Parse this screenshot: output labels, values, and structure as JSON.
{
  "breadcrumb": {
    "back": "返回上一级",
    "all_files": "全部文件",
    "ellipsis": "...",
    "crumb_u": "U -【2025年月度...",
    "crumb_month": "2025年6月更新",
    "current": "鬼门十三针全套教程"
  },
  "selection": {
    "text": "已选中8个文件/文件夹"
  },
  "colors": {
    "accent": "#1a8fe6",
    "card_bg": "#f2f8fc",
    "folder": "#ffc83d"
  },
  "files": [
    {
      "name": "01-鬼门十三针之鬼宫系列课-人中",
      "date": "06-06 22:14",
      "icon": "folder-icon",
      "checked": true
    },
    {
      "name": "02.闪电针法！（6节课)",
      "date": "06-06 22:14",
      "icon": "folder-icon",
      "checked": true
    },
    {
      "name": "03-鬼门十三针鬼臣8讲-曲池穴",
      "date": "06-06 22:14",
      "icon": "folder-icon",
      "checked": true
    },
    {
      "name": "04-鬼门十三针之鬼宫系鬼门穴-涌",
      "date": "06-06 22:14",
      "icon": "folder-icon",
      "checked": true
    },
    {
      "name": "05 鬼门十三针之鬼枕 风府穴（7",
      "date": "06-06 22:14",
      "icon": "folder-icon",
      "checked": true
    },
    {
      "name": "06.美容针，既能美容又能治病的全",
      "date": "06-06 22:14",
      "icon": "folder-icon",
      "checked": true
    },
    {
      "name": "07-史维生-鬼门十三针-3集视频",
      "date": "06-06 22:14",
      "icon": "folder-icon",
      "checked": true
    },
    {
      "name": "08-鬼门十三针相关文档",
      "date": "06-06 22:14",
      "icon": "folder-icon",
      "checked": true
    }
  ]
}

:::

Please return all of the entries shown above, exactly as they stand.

▶ _Problem solution_
Parse this screenshot: output labels, values, and structure as JSON.
{
  "breadcrumb": {
    "back": "返回上一级",
    "all_files": "全部文件",
    "ellipsis": "...",
    "crumb_u": "U -【2025年月度...",
    "crumb_month": "2025年6月更新",
    "current": "鬼门十三针全套教程"
  },
  "selection": {
    "text": "已选中8个文件/文件夹"
  },
  "colors": {
    "accent": "#1a8fe6",
    "card_bg": "#f2f8fc",
    "folder": "#ffc83d"
  },
  "files": [
    {
      "name": "01-鬼门十三针之鬼宫系列课-人中",
      "date": "06-06 22:14",
      "icon": "folder-icon",
      "checked": true
    },
    {
      "name": "02.闪电针法！（6节课)",
      "date": "06-06 22:14",
      "icon": "folder-icon",
      "checked": true
    },
    {
      "name": "03-鬼门十三针鬼臣8讲-曲池穴",
      "date": "06-06 22:14",
      "icon": "folder-icon",
      "checked": true
    },
    {
      "name": "04-鬼门十三针之鬼宫系鬼门穴-涌",
      "date": "06-06 22:14",
      "icon": "folder-icon",
      "checked": true
    },
    {
      "name": "05 鬼门十三针之鬼枕 风府穴（7",
      "date": "06-06 22:14",
      "icon": "folder-icon",
      "checked": true
    },
    {
      "name": "06.美容针，既能美容又能治病的全",
      "date": "06-06 22:14",
      "icon": "folder-icon",
      "checked": true
    },
    {
      "name": "07-史维生-鬼门十三针-3集视频",
      "date": "06-06 22:14",
      "icon": "folder-icon",
      "checked": true
    },
    {
      "name": "08-鬼门十三针相关文档",
      "date": "06-06 22:14",
      "icon": "folder-icon",
      "checked": true
    }
  ]
}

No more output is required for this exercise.